In King ., the son of a former patron,, ascended the throne, and gave him an additional pension, so that he must have been well off. He then leased a house at the east end of , on the site now occupied by Henry VII.'s Chapel, but before he had been here a

177

year he died, in October , and was buried in the Abbey, near which his last days had been spent.

must have been familiar to him, for he had sat as " Knight for the Shire of Kent " in the House of Parliament, and must often have been at and about the Palace, then, with the Tower, the principal residence of the King. Around the Abbey and Palace clustered what there was of , and beyond a stream running over the course of Gardener's Lane there was open country with fields.

As for the Palace, it was a town in itself. In Richard II.'s reign there were three hundred and forty-six artificers living in the precincts; these, with their wives and families, were the King's servants to make what he required. Of the commissariat department, clerks, ushers, and so on, there were two hundred and ten, besides an army of servants. Then there were chaplains, scribes, stewards, accountants, maids of honour, pages, and " valets." This town of people was surrounded by a wall, and to this busy, crowded scene would have free admittance. For the last years of his life he had been busy completing and collecting his Canterbury Tales, and doubtless these were read aloud and much enjoyed at Court.
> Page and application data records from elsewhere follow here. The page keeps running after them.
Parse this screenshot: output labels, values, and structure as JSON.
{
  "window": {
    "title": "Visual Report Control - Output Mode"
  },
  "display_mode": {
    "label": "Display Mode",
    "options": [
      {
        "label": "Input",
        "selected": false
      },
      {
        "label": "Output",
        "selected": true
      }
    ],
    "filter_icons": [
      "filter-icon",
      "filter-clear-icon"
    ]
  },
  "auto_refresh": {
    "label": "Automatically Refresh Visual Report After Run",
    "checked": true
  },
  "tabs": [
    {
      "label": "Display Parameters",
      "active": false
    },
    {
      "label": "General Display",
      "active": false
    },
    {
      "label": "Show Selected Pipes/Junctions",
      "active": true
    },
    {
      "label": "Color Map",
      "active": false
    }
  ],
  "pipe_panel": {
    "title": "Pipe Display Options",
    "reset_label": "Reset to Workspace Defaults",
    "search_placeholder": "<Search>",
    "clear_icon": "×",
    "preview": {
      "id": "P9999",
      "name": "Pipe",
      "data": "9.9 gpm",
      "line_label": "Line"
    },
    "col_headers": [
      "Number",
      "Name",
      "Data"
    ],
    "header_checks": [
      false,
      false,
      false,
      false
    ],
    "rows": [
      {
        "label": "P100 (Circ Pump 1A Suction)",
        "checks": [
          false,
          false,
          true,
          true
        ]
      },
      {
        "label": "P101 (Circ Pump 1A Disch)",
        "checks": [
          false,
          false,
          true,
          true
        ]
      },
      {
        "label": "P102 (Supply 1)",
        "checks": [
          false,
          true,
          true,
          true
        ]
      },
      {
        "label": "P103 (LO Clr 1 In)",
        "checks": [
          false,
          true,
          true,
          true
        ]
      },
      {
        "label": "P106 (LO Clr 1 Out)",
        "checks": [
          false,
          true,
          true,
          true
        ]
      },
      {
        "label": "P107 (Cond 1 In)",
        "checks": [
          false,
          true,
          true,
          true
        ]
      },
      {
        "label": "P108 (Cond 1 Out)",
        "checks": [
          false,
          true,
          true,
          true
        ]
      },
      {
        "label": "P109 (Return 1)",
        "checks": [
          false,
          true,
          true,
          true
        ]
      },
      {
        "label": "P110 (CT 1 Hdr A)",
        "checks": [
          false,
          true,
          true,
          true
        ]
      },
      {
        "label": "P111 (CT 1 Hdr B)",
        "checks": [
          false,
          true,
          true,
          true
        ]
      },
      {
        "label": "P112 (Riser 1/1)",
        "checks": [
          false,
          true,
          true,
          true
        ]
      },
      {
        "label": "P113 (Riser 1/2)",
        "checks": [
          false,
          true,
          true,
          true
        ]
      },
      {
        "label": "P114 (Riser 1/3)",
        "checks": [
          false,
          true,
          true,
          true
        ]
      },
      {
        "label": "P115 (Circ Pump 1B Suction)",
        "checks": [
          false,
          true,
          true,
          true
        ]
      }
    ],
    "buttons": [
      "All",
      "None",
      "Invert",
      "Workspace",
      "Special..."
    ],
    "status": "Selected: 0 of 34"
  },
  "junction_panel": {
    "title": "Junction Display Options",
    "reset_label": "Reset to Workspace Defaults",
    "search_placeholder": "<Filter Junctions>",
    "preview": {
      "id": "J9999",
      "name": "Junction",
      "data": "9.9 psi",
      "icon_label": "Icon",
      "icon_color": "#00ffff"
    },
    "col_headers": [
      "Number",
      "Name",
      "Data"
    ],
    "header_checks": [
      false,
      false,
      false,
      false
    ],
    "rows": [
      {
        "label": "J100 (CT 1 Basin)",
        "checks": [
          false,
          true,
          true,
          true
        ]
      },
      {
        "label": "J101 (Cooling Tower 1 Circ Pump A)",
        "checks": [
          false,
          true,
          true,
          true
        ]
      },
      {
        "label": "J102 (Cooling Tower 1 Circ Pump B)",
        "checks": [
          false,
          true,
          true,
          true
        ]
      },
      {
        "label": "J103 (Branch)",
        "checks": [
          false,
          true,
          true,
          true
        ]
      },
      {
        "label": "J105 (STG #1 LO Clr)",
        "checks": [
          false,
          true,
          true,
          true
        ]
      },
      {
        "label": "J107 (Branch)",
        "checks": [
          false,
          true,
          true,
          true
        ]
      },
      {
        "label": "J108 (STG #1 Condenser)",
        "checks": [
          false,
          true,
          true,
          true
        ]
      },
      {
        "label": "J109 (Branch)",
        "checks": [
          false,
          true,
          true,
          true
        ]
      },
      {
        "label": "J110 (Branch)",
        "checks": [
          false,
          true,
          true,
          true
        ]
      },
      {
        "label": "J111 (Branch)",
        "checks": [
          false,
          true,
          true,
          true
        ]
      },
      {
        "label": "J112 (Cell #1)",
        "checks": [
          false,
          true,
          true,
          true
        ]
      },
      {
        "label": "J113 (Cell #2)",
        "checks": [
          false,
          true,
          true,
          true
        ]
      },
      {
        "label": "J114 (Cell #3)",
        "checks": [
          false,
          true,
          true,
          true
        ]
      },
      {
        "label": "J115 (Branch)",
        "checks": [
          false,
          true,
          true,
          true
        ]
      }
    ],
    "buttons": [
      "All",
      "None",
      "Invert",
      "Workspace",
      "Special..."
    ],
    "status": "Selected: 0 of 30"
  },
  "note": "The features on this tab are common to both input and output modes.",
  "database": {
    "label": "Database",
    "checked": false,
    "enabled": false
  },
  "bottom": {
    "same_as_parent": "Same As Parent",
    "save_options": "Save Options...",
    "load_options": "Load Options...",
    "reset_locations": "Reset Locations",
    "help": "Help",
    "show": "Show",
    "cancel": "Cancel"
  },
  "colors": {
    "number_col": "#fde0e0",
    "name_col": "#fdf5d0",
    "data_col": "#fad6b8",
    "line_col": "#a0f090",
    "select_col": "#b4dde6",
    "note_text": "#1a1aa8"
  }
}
From the beginning to the end of his life had been closely connected with London, and we may fittingly end with his own words:- Also the citye of London that is to me so dere and sweete, in which I was forth growen; and more kindely love have I to that place than to any other in yerth.